The costly punishment underscores the delicate line comedians must tread in highly censored China – where politics is rarely a laughing matter – and the stark consequences for those in the entertainment industry who are deemed to step out of line.
Li Haoshi, known by his stage name House, caught the attention of authorities this week after using a phrase associated with the People’s Liberation Army (PLA) during his comedy show at the Century Theater in Beijing over the weekend.
As the official backlash grew, Li canceled all his performances while the entertainment company that represents him, Shanghai Xiaoguo Culture Media, issued an apology.
On Wednesday the Beijing Municipal Bureau of Culture and Tourism said a subsidiary of the firm would be fined $1.91 million and deprived of $189,000 it made in “illegal gains” – an apparent reference to Li’s two live gigs last weekend. The company was also indefinitely suspended from holding any performance in the capital.
The statement accused Li of “seriously insulting” the military and “causing bad social impact.”
Li will be subject to further investigation along with his agent and other relevant staff, the bureau added.
The culture authority has not elaborated on details of the investigation but in 2021 China enacted a law to ban any insult and slander on military personnel.
To international audiences Li’s joke might appear innocuous.
During the show, he began a skit about how he had adopted two stray dogs since moving to Shanghai.
He went on to say that his chase after a squirrel one day reminded him of eight words, before he unleashed the controversial punchline, according to audio posted to Chinese social media site Weibo.
“Fine style of work, capable of winning battles,” he said, flipping a well-known Chinese Communist Party slogan referring to the PLA.
The phrase was first uttered in 2013 by Chinese leader Xi Jinping, who also chairs the military, when he set out a list of qualities he commanded from the nation’s army. It has since been repeated at various official occasions and in state media.
Shanghai Xiaoguo Culture Media is one of the biggest stand-up comedy show producers in the country.
In handing down its penalty in a statement on Wednesday, authorities in Beijing concluded that Li’s Saturday show contained “a plot amounting to a serious insult to the People’s Liberation Army and causing a bad social influence.”

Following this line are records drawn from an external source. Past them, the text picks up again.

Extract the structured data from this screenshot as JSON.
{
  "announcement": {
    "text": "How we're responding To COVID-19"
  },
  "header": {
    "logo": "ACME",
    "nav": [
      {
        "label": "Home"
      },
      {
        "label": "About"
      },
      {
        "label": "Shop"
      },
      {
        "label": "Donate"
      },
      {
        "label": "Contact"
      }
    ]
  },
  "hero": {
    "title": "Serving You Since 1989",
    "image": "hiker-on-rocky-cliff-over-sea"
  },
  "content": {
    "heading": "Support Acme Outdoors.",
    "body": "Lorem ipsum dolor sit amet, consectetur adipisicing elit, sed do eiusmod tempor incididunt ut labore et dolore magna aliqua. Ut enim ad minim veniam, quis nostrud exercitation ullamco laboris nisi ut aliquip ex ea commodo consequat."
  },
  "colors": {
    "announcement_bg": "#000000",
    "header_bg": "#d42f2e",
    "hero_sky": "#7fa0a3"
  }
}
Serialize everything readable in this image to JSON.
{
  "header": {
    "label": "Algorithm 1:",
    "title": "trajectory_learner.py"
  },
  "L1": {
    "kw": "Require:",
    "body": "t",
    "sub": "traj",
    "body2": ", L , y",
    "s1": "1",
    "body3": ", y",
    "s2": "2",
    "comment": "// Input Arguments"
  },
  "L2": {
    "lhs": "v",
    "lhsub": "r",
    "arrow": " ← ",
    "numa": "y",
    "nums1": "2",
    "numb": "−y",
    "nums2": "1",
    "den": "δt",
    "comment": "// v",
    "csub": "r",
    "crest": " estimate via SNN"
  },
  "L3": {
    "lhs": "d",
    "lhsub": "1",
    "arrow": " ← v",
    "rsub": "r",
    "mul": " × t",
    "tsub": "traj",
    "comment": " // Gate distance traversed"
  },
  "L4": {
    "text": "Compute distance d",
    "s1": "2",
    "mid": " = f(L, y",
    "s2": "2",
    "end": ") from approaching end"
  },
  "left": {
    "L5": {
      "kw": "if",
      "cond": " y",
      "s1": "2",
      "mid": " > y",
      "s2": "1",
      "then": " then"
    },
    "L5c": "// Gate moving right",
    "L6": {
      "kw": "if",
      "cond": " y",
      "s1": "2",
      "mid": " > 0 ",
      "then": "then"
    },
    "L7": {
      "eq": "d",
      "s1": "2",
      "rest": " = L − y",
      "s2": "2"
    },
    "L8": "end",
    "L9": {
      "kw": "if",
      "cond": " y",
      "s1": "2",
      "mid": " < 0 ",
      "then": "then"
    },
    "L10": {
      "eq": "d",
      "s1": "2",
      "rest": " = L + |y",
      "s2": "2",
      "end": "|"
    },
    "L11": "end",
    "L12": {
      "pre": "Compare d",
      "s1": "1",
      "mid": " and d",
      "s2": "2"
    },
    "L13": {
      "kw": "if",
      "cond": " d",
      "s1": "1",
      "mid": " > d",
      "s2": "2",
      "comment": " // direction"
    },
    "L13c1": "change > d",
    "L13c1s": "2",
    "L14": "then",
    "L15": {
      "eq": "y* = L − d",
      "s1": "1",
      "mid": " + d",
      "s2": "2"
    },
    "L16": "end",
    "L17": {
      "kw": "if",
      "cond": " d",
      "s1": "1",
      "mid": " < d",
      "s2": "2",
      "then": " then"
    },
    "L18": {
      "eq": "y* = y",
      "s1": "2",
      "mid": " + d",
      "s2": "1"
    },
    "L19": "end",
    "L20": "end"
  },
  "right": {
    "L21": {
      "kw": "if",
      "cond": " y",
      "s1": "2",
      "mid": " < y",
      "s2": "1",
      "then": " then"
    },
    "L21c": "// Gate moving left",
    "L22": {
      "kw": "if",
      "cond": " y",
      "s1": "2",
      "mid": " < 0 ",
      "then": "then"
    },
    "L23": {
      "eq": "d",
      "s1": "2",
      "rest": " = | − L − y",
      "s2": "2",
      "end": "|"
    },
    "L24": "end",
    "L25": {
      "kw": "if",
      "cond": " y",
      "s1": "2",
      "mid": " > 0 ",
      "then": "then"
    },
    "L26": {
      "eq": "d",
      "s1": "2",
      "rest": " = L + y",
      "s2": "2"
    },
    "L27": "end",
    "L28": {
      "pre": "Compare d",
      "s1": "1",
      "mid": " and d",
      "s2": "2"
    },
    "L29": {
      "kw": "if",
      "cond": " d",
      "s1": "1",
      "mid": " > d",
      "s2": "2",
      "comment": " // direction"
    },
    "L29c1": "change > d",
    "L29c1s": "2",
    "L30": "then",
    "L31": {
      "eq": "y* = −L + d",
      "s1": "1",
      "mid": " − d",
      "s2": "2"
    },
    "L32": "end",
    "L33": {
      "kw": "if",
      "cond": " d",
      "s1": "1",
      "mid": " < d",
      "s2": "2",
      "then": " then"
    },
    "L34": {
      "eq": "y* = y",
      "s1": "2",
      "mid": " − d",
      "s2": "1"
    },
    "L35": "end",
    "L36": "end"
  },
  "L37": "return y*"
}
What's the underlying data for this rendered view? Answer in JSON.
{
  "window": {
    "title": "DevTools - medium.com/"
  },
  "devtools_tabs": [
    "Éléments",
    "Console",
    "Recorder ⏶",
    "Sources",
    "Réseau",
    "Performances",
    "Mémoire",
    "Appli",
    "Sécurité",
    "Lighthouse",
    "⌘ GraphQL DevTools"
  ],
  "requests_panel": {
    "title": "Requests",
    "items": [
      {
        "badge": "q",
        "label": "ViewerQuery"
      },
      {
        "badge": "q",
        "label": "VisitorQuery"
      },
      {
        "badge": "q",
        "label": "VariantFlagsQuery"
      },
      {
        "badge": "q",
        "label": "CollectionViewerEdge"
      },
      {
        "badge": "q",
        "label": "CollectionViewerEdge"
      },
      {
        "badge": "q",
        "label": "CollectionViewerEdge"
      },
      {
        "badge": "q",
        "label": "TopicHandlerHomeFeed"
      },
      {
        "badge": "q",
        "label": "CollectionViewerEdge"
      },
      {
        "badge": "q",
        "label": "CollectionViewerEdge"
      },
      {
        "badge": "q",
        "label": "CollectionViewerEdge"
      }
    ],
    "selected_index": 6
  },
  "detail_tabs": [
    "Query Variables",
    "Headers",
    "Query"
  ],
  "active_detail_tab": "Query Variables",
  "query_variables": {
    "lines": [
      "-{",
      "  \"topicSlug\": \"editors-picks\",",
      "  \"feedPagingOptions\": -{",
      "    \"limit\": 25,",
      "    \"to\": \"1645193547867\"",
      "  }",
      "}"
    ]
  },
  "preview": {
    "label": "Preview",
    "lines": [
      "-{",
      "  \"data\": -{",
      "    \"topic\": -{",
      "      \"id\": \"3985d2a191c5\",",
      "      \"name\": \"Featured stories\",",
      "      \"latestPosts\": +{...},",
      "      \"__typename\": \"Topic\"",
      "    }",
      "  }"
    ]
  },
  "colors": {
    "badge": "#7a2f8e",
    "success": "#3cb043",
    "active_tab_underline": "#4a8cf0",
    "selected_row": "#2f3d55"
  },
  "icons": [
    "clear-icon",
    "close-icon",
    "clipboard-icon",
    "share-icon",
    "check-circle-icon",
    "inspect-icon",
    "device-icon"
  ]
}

“We will never allow any company or individual to wantonly slander the glorious image of the People’s Liberation Army on a stage in the [Chinese] capital, never allow the people’s deep feelings for the soldiers to be hurt, and never allow serious subjects to be turned into an entertainment,” the culture authority said.
Li had already apologized on Chinese social media platform Weibo, where he has 136,000 followers.
“I will take all the responsibility and call off all my performances to deeply reflect and reeducate myself,” he wrote on Monday.
Shanghai Xiaoguo Culture Media previously said it had suspended the comedian from all productions indefinitely.
Stand-up comedy has gained traction in China in recent years against the backdrop of an emerging trend of televised contests that pit witty comedians against each other.
After the penalties were announced, some Chinese internet users took to the Twitter-like Weibo platform to praise the official body’s decision.
“Well-deserved. Stand-up comedy is a low form of art that thinks it is cultural,” one user wrote.
But others feared it might lead to a further crackdown on comedy.
China imposes stringent censorship on issues it deems sensitive – from women’s cleavage to criticism of the Communist Party. That ideological control has tightened under Xi’s rule, widely impacting the entertainment industry. – CNN